# [TASK DETAILS]
The required answer is each line in the entries below where "deiner" occurs.

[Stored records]
**********

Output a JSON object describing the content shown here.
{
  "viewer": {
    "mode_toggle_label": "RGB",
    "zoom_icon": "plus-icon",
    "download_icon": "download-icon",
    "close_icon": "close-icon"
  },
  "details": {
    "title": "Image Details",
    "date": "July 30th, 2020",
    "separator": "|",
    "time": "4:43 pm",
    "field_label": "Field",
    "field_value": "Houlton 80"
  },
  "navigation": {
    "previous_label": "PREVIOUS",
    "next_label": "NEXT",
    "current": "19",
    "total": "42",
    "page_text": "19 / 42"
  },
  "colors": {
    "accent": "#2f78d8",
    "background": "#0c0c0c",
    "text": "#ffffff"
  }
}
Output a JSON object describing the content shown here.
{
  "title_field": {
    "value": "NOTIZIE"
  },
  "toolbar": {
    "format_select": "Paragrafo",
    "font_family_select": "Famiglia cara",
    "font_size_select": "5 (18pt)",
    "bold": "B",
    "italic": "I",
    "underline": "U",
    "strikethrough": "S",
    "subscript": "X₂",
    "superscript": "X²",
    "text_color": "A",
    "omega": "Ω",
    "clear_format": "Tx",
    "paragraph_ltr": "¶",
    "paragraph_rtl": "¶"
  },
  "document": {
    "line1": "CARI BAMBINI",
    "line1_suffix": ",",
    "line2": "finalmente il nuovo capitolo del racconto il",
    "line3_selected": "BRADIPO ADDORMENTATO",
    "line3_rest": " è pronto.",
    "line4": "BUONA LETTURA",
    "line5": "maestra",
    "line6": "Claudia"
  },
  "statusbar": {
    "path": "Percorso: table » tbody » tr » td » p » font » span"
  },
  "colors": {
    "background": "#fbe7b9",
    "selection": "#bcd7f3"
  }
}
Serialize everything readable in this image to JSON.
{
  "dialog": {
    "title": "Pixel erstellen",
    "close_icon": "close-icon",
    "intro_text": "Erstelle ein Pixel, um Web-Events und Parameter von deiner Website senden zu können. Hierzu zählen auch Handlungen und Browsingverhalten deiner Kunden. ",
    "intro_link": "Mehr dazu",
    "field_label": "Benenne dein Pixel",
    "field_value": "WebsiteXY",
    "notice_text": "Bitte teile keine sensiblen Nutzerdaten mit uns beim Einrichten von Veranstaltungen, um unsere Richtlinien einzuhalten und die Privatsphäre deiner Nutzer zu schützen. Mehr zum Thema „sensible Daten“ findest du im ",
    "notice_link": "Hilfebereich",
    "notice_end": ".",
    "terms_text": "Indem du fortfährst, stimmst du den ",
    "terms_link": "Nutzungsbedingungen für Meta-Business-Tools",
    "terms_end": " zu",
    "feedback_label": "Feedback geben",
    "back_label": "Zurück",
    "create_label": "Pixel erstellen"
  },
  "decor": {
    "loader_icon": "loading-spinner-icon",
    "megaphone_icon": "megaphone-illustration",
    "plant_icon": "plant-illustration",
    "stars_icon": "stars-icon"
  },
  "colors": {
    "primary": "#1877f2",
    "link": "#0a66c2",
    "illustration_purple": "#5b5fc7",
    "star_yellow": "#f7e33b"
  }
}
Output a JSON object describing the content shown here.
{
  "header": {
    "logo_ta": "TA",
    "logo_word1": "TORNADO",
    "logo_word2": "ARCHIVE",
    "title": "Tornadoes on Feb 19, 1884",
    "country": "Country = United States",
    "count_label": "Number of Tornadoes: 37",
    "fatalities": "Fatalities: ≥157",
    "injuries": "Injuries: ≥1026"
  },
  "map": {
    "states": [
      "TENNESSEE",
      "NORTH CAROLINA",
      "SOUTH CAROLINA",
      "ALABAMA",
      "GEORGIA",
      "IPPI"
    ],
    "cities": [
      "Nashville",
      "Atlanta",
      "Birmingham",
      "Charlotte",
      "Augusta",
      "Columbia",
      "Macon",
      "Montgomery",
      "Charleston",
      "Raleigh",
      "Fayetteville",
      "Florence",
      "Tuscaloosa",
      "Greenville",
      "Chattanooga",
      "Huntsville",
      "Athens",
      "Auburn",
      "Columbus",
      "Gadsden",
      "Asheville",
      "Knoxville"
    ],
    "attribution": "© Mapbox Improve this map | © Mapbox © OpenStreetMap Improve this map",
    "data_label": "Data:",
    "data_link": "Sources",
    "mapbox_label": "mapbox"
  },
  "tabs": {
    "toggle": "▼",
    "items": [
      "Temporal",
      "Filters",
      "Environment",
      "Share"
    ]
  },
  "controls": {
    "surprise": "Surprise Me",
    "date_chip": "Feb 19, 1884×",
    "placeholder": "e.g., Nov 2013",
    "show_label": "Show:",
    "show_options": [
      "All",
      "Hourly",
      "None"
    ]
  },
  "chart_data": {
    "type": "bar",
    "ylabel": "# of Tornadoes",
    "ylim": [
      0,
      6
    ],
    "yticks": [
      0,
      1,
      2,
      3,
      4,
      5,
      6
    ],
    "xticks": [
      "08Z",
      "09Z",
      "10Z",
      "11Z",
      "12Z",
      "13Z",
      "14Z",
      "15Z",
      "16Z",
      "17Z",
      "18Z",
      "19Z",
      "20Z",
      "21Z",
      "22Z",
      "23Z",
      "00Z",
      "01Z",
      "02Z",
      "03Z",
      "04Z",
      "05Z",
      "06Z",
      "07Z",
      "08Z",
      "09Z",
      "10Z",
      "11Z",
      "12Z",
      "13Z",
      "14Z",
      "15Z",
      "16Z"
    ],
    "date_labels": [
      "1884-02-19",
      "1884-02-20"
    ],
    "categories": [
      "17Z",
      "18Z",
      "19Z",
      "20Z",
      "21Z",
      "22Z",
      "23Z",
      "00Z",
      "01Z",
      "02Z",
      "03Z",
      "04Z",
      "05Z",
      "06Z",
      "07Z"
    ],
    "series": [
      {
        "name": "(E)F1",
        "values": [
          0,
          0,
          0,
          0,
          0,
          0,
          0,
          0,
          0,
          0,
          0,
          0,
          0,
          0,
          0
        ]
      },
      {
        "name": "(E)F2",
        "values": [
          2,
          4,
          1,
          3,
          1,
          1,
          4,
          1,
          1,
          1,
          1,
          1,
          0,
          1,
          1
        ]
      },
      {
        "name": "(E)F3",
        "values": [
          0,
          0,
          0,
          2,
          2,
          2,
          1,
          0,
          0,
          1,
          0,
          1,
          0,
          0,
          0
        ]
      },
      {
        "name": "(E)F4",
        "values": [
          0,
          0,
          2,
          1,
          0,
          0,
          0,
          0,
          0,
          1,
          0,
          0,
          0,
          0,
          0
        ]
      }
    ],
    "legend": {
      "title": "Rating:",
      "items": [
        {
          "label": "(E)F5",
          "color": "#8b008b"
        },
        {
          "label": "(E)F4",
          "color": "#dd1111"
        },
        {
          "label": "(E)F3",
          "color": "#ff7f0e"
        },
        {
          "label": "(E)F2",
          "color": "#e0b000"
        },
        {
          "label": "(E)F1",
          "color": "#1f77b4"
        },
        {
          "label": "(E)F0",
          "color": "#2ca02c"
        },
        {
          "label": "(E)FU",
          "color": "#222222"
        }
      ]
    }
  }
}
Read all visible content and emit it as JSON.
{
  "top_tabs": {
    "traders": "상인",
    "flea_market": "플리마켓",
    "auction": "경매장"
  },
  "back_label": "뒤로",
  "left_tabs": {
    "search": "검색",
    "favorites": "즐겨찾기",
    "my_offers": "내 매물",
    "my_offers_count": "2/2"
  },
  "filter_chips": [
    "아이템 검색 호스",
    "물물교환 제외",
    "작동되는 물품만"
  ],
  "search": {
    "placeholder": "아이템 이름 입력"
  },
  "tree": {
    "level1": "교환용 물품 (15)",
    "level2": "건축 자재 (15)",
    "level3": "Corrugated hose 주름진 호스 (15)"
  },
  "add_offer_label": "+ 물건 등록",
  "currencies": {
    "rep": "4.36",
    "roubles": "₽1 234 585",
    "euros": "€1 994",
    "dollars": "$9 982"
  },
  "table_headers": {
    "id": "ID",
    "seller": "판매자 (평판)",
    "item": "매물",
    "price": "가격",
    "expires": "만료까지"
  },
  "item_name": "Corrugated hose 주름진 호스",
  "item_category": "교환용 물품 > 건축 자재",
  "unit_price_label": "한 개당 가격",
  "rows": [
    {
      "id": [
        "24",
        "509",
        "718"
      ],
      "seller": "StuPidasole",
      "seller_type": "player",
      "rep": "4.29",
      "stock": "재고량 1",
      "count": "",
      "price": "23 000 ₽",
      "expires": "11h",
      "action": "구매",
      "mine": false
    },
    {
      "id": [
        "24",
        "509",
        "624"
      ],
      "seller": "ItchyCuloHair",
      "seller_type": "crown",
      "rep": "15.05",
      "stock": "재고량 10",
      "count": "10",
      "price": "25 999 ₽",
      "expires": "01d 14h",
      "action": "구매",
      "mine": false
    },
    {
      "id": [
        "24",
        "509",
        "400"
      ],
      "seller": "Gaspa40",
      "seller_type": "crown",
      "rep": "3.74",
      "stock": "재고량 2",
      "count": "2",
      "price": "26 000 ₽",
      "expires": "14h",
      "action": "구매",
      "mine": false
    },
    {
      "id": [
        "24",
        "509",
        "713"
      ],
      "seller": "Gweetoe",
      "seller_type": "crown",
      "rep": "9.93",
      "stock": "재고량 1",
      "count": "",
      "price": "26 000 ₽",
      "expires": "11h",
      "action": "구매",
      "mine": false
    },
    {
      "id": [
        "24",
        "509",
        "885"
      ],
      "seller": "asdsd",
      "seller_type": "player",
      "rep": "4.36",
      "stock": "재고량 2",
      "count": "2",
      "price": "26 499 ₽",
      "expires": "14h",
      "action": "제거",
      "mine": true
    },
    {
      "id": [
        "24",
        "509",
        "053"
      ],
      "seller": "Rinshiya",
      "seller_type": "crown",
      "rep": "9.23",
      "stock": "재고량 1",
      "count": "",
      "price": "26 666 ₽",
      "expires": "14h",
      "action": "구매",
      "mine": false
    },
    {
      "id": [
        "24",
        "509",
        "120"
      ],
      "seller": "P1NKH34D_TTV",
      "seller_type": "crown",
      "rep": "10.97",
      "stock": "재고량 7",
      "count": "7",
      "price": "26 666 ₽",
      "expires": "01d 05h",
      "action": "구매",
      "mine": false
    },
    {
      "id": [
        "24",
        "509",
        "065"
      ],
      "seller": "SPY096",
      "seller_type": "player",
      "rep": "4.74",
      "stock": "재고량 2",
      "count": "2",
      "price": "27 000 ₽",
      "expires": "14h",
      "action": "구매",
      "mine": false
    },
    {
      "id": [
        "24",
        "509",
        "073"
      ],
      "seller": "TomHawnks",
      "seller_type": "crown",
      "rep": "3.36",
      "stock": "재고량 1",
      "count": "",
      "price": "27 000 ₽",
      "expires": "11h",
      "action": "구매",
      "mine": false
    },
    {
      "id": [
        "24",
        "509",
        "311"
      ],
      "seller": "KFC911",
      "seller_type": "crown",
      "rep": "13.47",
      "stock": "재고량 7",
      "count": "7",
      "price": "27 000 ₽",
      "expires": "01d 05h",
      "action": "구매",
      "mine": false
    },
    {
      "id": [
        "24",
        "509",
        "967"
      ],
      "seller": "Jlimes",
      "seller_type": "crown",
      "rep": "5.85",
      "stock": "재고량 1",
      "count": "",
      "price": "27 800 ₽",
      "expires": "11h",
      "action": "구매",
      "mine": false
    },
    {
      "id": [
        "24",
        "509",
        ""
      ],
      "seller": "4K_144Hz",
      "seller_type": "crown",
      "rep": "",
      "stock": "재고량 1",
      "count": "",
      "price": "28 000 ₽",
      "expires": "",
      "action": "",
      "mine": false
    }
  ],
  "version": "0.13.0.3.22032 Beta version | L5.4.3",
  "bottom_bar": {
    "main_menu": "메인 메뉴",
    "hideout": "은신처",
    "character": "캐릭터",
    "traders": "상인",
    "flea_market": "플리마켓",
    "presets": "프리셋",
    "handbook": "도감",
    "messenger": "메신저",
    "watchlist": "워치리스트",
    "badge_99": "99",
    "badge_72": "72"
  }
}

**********

# [ANSWER TO THE PROBLEM]
    "intro_text": "Erstelle ein Pixel, um Web-Events und Parameter von deiner Website senden zu können. Hierzu zählen auch Handlungen und Browsingverhalten deiner Kunden. ",
    "notice_text": "Bitte teile keine sensiblen Nutzerdaten mit uns beim Einrichten von Veranstaltungen, um unsere Richtlinien einzuhalten und die Privatsphäre deiner Nutzer zu schützen. Mehr zum Thema „sensible Daten“ findest du im ",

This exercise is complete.